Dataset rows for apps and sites
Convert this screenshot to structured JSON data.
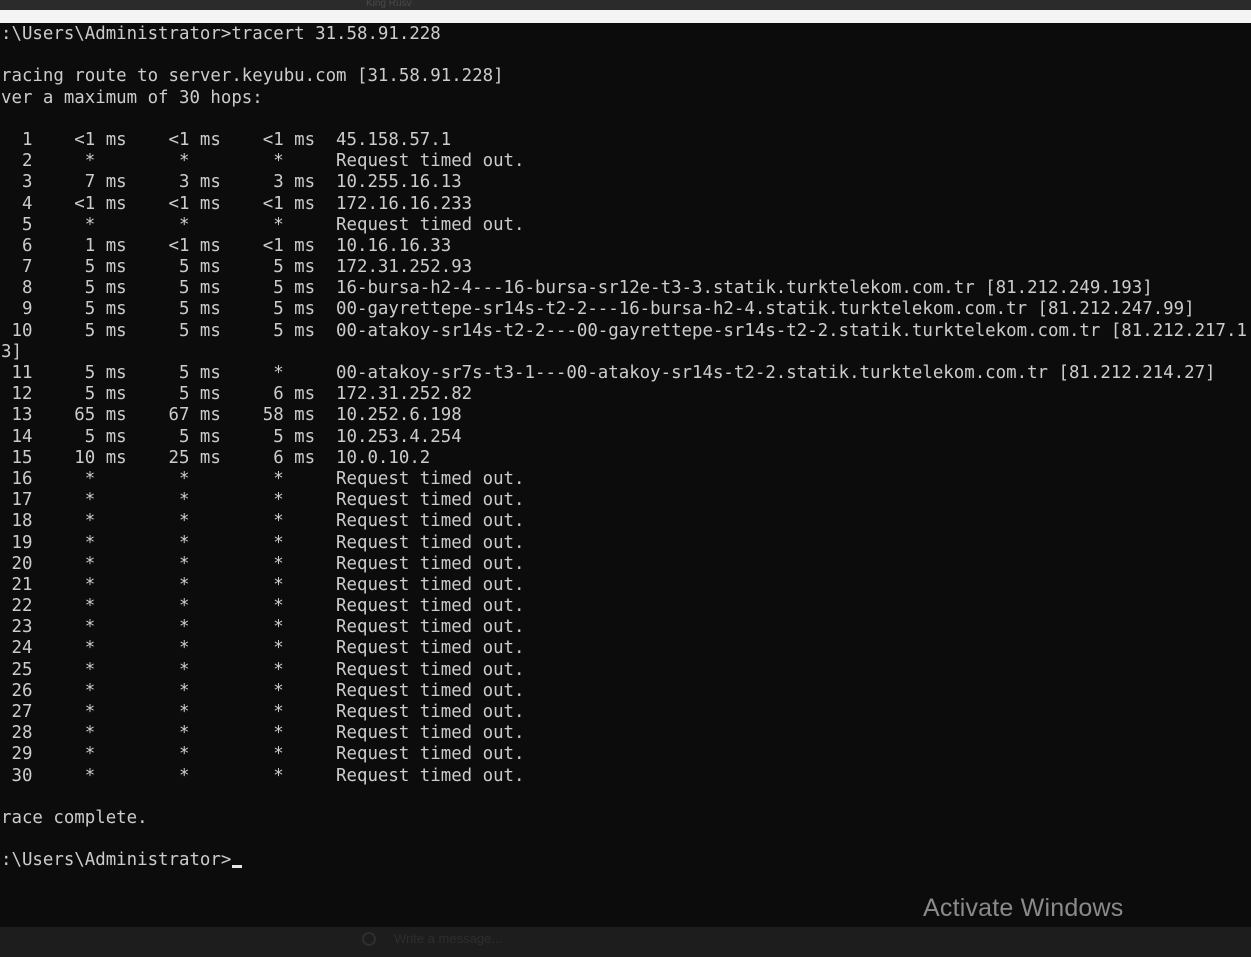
{
  "window": {
    "title_fragment": "King Rusv"
  },
  "console": {
    "lines": [
      ":\\Users\\Administrator>tracert 31.58.91.228",
      "",
      "racing route to server.keyubu.com [31.58.91.228]",
      "ver a maximum of 30 hops:",
      "",
      "  1    <1 ms    <1 ms    <1 ms  45.158.57.1",
      "  2     *        *        *     Request timed out.",
      "  3     7 ms     3 ms     3 ms  10.255.16.13",
      "  4    <1 ms    <1 ms    <1 ms  172.16.16.233",
      "  5     *        *        *     Request timed out.",
      "  6     1 ms    <1 ms    <1 ms  10.16.16.33",
      "  7     5 ms     5 ms     5 ms  172.31.252.93",
      "  8     5 ms     5 ms     5 ms  16-bursa-h2-4---16-bursa-sr12e-t3-3.statik.turktelekom.com.tr [81.212.249.193]",
      "  9     5 ms     5 ms     5 ms  00-gayrettepe-sr14s-t2-2---16-bursa-h2-4.statik.turktelekom.com.tr [81.212.247.99]",
      " 10     5 ms     5 ms     5 ms  00-atakoy-sr14s-t2-2---00-gayrettepe-sr14s-t2-2.statik.turktelekom.com.tr [81.212.217.1",
      "3]",
      " 11     5 ms     5 ms     *     00-atakoy-sr7s-t3-1---00-atakoy-sr14s-t2-2.statik.turktelekom.com.tr [81.212.214.27]",
      " 12     5 ms     5 ms     6 ms  172.31.252.82",
      " 13    65 ms    67 ms    58 ms  10.252.6.198",
      " 14     5 ms     5 ms     5 ms  10.253.4.254",
      " 15    10 ms    25 ms     6 ms  10.0.10.2",
      " 16     *        *        *     Request timed out.",
      " 17     *        *        *     Request timed out.",
      " 18     *        *        *     Request timed out.",
      " 19     *        *        *     Request timed out.",
      " 20     *        *        *     Request timed out.",
      " 21     *        *        *     Request timed out.",
      " 22     *        *        *     Request timed out.",
      " 23     *        *        *     Request timed out.",
      " 24     *        *        *     Request timed out.",
      " 25     *        *        *     Request timed out.",
      " 26     *        *        *     Request timed out.",
      " 27     *        *        *     Request timed out.",
      " 28     *        *        *     Request timed out.",
      " 29     *        *        *     Request timed out.",
      " 30     *        *        *     Request timed out.",
      "",
      "race complete.",
      ""
    ],
    "prompt": ":\\Users\\Administrator>"
  },
  "watermark": {
    "text": "Activate Windows"
  },
  "taskbar": {
    "ghost_text": "Write a message..."
  },
  "colors": {
    "background": "#0c0c0c",
    "text": "#cccccc",
    "watermark": "#8a8a8a"
  }
}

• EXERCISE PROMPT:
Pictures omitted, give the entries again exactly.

• OUTPUT FOR THIS TASK:
Convert this screenshot to structured JSON data.
{
  "window": {
    "title_fragment": "King Rusv"
  },
  "console": {
    "lines": [
      ":\\Users\\Administrator>tracert 31.58.91.228",
      "",
      "racing route to server.keyubu.com [31.58.91.228]",
      "ver a maximum of 30 hops:",
      "",
      "  1    <1 ms    <1 ms    <1 ms  45.158.57.1",
      "  2     *        *        *     Request timed out.",
      "  3     7 ms     3 ms     3 ms  10.255.16.13",
      "  4    <1 ms    <1 ms    <1 ms  172.16.16.233",
      "  5     *        *        *     Request timed out.",
      "  6     1 ms    <1 ms    <1 ms  10.16.16.33",
      "  7     5 ms     5 ms     5 ms  172.31.252.93",
      "  8     5 ms     5 ms     5 ms  16-bursa-h2-4---16-bursa-sr12e-t3-3.statik.turktelekom.com.tr [81.212.249.193]",
      "  9     5 ms     5 ms     5 ms  00-gayrettepe-sr14s-t2-2---16-bursa-h2-4.statik.turktelekom.com.tr [81.212.247.99]",
      " 10     5 ms     5 ms     5 ms  00-atakoy-sr14s-t2-2---00-gayrettepe-sr14s-t2-2.statik.turktelekom.com.tr [81.212.217.1",
      "3]",
      " 11     5 ms     5 ms     *     00-atakoy-sr7s-t3-1---00-atakoy-sr14s-t2-2.statik.turktelekom.com.tr [81.212.214.27]",
      " 12     5 ms     5 ms     6 ms  172.31.252.82",
      " 13    65 ms    67 ms    58 ms  10.252.6.198",
      " 14     5 ms     5 ms     5 ms  10.253.4.254",
      " 15    10 ms    25 ms     6 ms  10.0.10.2",
      " 16     *        *        *     Request timed out.",
      " 17     *        *        *     Request timed out.",
      " 18     *        *        *     Request timed out.",
      " 19     *        *        *     Request timed out.",
      " 20     *        *        *     Request timed out.",
      " 21     *        *        *     Request timed out.",
      " 22     *        *        *     Request timed out.",
      " 23     *        *        *     Request timed out.",
      " 24     *        *        *     Request timed out.",
      " 25     *        *        *     Request timed out.",
      " 26     *        *        *     Request timed out.",
      " 27     *        *        *     Request timed out.",
      " 28     *        *        *     Request timed out.",
      " 29     *        *        *     Request timed out.",
      " 30     *        *        *     Request timed out.",
      "",
      "race complete.",
      ""
    ],
    "prompt": ":\\Users\\Administrator>"
  },
  "watermark": {
    "text": "Activate Windows"
  },
  "taskbar": {
    "ghost_text": "Write a message..."
  },
  "colors": {
    "background": "#0c0c0c",
    "text": "#cccccc",
    "watermark": "#8a8a8a"
  }
}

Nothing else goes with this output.